Morning Briefing – Tuesday, November 19

A review of the editorials of the major dailies ahead of today’s local elections

Please note, all summaries below are editorials.

Our power
Yes, the EU dictates our trade, environmental and agricultural policies, but, no, the EU has little to say about the way we organise our schools, kindergartens, eldercare or other forms of social services. Those are reserved for local councillors. Local councils are responsible for two-thirds of national spending on social welfare, which only underscores the importance of today’s election. […] Today is our chance to make sure that local councillors live up the responsibility of their power, and we do that best by voting. – Information

SEE RELATED: Not sure who to vote for? Start here 

Use your voice
Today is election day in Denmark. The long, tiresome campaign is over and today we – the voters – get a chance to have our say. The elections to local and regional councils determine how our daily lives will be shaped for the next four years. It is local and regional councils that make decisions about about the things that are closest to our daily lives. […] Polls indicate that one in ten voter is still undecided on election day. [Knowing what position to take on all the issues] is hard for many. But it’s no more difficult than this: everyone has the right to have an opinion. Today is the day that we exercise that right. – Politiken 

READ our full election coverage

An important day
All in all, today’s local and regional elections will bear witness to a Denmark in change. Venstre won’t necessarily have a lock on power in agricultural communities and Socialdemokraterne won’t necessarily reign supreme in cities. We will see the new, clearly defined parties like Enhedslisten, Dansk Folkeparti and Liberal Alliance come into their own and gain more supporters. Once the results start ticking in, we will – without a doubt – see the formation of unorthodox and often controversial alliances that could result in unpredicted results in some councils. […] It is important to vote. Councils are responsible for more than half of public-sector spending, and while spending has been held in check in recent years, it is concerning that so much of the campaign debate focused on councils demanding more money for social welfare. – Berlingske

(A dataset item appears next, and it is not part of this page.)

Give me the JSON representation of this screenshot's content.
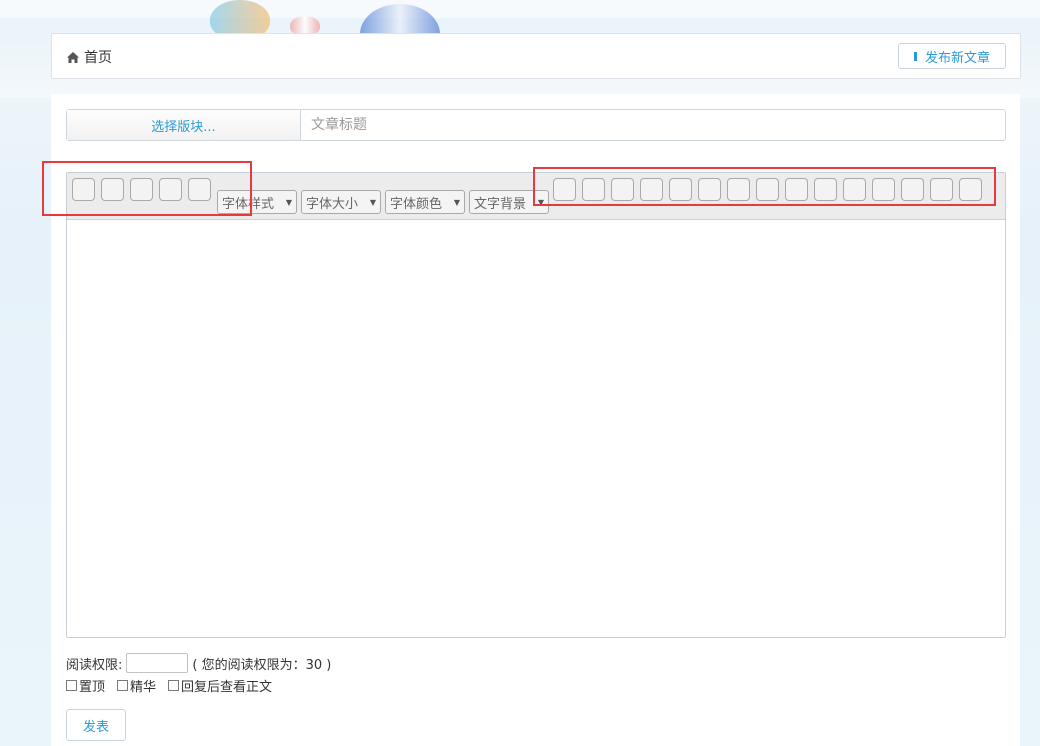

READ our endorsement for mayor

No-show voters
A third of the electorate didn’t bother to vote in the 2009 local elections, and an explanation might be that the late-night political negotiations that take place after the votes are counted. All too often, the result is different from the one the majority voted for. Such dealings lead to a detrimental level of disaffection with politicians. […] More than two billion people live in undemocratic states. Seen from that point of view, it should be a civic requirement to vote, given that the declining voter turnout in recent years has undermined democracy. Local and regional politics are not always pretty, and only by voting can the electorate do something to create a more orderly political process than the one we have right now, which all too often takes place late at night and behind closed doors. – Jyllands-Posten

SEE RELATED: Lending an international voice to local affairs

Vote for more jobs
Today’s democratic project calls for us to cast two ballots. So simple, yet so hard, given that the political process in local and regional councils is incomprehensible for most people. That’s why each and every one of us must do our part to make sure that more common sense and more private-sector thinking makes its way into local politics. Vote for candidates who are in favour of local economic development. After decades of political focus on tax-funded social welfare, we find ourselves in a situation of private sector job losses throughout the entire country. […] The easy way out would be to find a candidate who has received money from local businesses to run a campaign that outshines all others. If you can find that candidate, you will likely have found someone companies believe in. – Børsen